The Mental Management System looks to grow each of the 3 parts of Mental Performance.
When the Conscious Mind, the Subconscious Mind, and the Self-Image are in balance, you will have your best performances. If any one of those are out of balance, your performance will suffer.
In With Winning in Mind, Bassham gives you concrete steps to get you to the next level of mental performance.
The Nine Principles of Mental Management
With the framework of the Conscious Mind, Subconscious Mind, and the Self-Image in place, Bassham talks about the Nine Principles of Mental Management:
- Your Conscious Mind can only concentrate on one thing at a time.
- What you say is not important. What you cause yourself or others to picture is crucial.
- The Subconscious Mind is the source of all mental power.
- The Self-Image moves you to do what the Conscious Mind is picturing.
- Self-Image and performance are always equal.
- To change your performance, you must first change your Self-Image.
- You can replace the Self-Image you have with the Self-Image you want, thereby permanently changing performance.
- The Principle of Reinforcement: The more we think about, talk about and write about something happening, we improve the probability of that thing happening.
- The Self-Image cannot tell the difference between what actually happens and what is vividly imagined.
- The Principle of Value: We appreciate things in direct proportion to the price we pay for them.
The most important principle is #5: your Self-Image and performance are always equal.
If you don’t believe you can do a task, then you won’t be able to do it. If you have a positive Self-Image and know it is “like you” to be able to do something, then you will do it with ease.
Tap into the Power of Affirmations
Many people lack in the Self-Image component of the three mental components.
With this said, it’s possible to grow your Self-Image. Through affirmations and visualization, you can grow your Self-Image. You can improve your situation and replace your current Self-Image with the one you want.
If you want to become a world class athlete, tell yourself you are one. Tell yourself you can lift heavy weights, run fast, and are agile.

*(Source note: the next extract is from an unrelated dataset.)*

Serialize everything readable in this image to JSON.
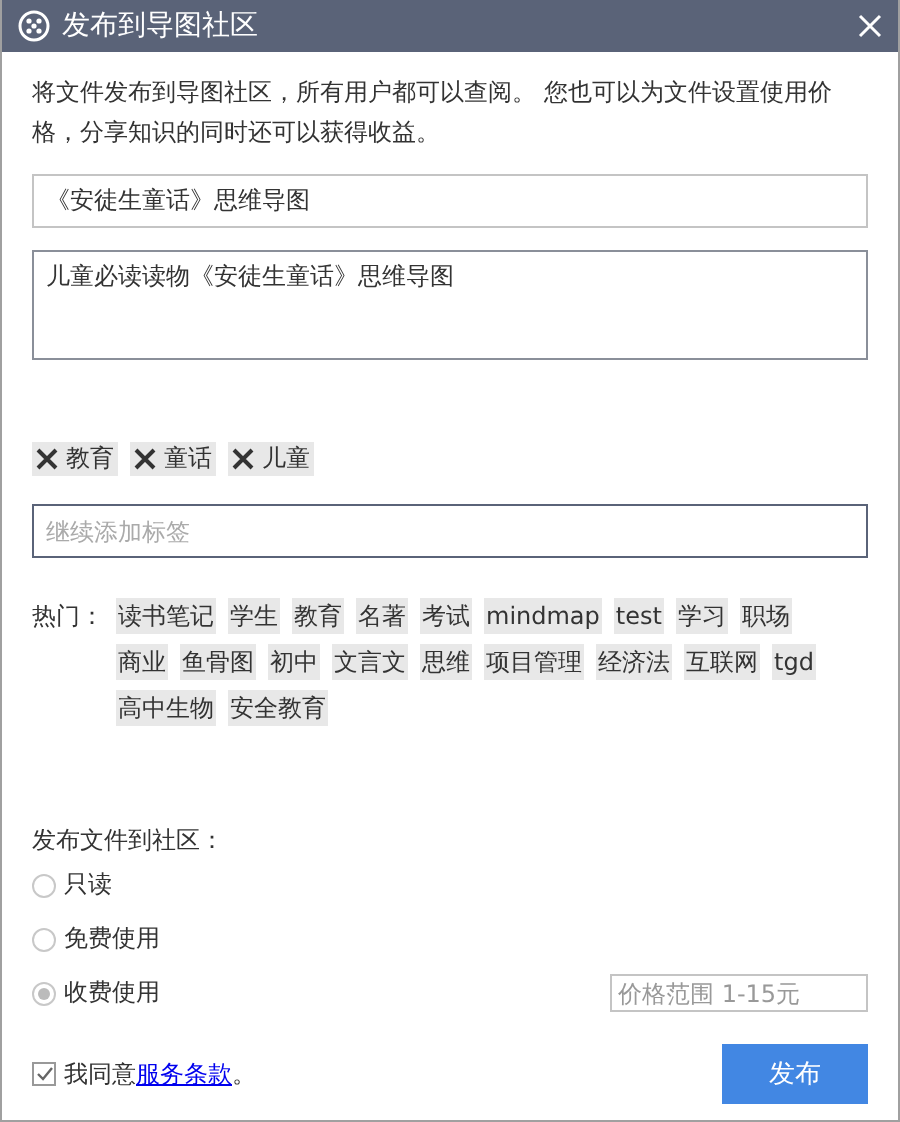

It is important to reinforce the positives vs. focusing on the negatives. If you focus on the errors, you reinforce that it is “like you” to make errors.
Focusing on the positives and saying, “It’s like me to be successful and it’s like me to be able to do it”, you can accomplish whatever you put your mind to.
Mental management comes down to focusing on the task at hand consciously, having and trusting your ability to perform the task subconsciously, and knowing it is “like you” to do the task.
By having a balance between your conscious and subconscious minds, and your self-image, you can succeed in anything you do.
Takeaways from With Winning in Mind
With every book you read, it is a must to have takeaways and actionable items to implement in life.
The main takeaway from With Winning in Mind for me is the power of affirmations and the importance of a strong Self-Image.
If you don’t believe in yourself, then you won’t reach your goals. If you believe in yourself, you can accomplish anything you want in life.
Another takeaway is the power of visualization. The brain cannot tell the difference between what is occurring in reality and what is occurring in your imagination.
If you visualize yourself acing an interview, crushing the competition, or negotiating a raise, you can trick your brain into actually believing you did these things successfully.
Having a strong mental game is as important as having any other skill. It’s important to work on your mental abilities and tap into your full potential.
Our Recommendation for With Winning in Mind
With Winning in Mind is a must read for you if you want to improve your mental game.
You will be presented a strategy for mental performance which is concrete and attainable. With Winning in Mind is not your typical self-help book, and will help you complement your existing self improvement practices.
If you are struggling with the mental side of competition and are looking to improve your current mental game, I’d highly recommend picking up With Winning in Mind.
Do you ever struggle in competitions with your mental game? What do you do to re-focus? What are some of your goals for this year?